(RECORDS FOR THE EXERCISE begins)
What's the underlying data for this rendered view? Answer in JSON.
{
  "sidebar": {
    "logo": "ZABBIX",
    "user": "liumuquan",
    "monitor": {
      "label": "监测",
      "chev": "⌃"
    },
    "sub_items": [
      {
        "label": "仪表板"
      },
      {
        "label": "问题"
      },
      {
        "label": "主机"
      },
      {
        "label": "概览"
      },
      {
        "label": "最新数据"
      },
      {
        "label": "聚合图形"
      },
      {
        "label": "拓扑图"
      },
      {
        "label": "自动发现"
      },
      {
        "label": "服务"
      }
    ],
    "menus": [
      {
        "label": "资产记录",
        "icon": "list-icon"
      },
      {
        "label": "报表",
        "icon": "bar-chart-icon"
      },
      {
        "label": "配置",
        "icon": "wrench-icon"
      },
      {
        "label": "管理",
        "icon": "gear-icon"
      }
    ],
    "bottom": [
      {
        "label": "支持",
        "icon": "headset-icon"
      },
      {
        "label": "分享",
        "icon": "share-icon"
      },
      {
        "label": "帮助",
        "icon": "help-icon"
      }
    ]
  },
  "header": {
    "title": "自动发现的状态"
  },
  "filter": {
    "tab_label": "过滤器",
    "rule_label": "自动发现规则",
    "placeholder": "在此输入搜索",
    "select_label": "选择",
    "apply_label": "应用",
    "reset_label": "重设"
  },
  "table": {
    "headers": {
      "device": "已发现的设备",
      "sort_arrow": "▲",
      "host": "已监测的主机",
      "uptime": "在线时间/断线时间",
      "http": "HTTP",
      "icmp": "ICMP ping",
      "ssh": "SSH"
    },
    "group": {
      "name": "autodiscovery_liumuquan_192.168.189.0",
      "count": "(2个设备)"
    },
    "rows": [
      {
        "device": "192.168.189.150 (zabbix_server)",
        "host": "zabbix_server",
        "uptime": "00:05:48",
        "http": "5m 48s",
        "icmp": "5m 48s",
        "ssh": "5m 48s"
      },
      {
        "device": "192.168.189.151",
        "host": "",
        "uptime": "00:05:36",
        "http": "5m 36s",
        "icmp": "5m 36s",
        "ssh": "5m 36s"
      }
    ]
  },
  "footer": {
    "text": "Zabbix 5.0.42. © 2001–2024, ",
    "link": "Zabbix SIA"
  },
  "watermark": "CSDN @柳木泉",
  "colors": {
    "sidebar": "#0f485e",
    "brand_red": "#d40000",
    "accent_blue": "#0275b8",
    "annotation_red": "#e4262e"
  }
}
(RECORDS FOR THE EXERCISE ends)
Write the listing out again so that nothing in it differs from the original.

What's the underlying data for this rendered view? Answer in JSON.
{
  "sidebar": {
    "logo": "ZABBIX",
    "user": "liumuquan",
    "monitor": {
      "label": "监测",
      "chev": "⌃"
    },
    "sub_items": [
      {
        "label": "仪表板"
      },
      {
        "label": "问题"
      },
      {
        "label": "主机"
      },
      {
        "label": "概览"
      },
      {
        "label": "最新数据"
      },
      {
        "label": "聚合图形"
      },
      {
        "label": "拓扑图"
      },
      {
        "label": "自动发现"
      },
      {
        "label": "服务"
      }
    ],
    "menus": [
      {
        "label": "资产记录",
        "icon": "list-icon"
      },
      {
        "label": "报表",
        "icon": "bar-chart-icon"
      },
      {
        "label": "配置",
        "icon": "wrench-icon"
      },
      {
        "label": "管理",
        "icon": "gear-icon"
      }
    ],
    "bottom": [
      {
        "label": "支持",
        "icon": "headset-icon"
      },
      {
        "label": "分享",
        "icon": "share-icon"
      },
      {
        "label": "帮助",
        "icon": "help-icon"
      }
    ]
  },
  "header": {
    "title": "自动发现的状态"
  },
  "filter": {
    "tab_label": "过滤器",
    "rule_label": "自动发现规则",
    "placeholder": "在此输入搜索",
    "select_label": "选择",
    "apply_label": "应用",
    "reset_label": "重设"
  },
  "table": {
    "headers": {
      "device": "已发现的设备",
      "sort_arrow": "▲",
      "host": "已监测的主机",
      "uptime": "在线时间/断线时间",
      "http": "HTTP",
      "icmp": "ICMP ping",
      "ssh": "SSH"
    },
    "group": {
      "name": "autodiscovery_liumuquan_192.168.189.0",
      "count": "(2个设备)"
    },
    "rows": [
      {
        "device": "192.168.189.150 (zabbix_server)",
        "host": "zabbix_server",
        "uptime": "00:05:48",
        "http": "5m 48s",
        "icmp": "5m 48s",
        "ssh": "5m 48s"
      },
      {
        "device": "192.168.189.151",
        "host": "",
        "uptime": "00:05:36",
        "http": "5m 36s",
        "icmp": "5m 36s",
        "ssh": "5m 36s"
      }
    ]
  },
  "footer": {
    "text": "Zabbix 5.0.42. © 2001–2024, ",
    "link": "Zabbix SIA"
  },
  "watermark": "CSDN @柳木泉",
  "colors": {
    "sidebar": "#0f485e",
    "brand_red": "#d40000",
    "accent_blue": "#0275b8",
    "annotation_red": "#e4262e"
  }
}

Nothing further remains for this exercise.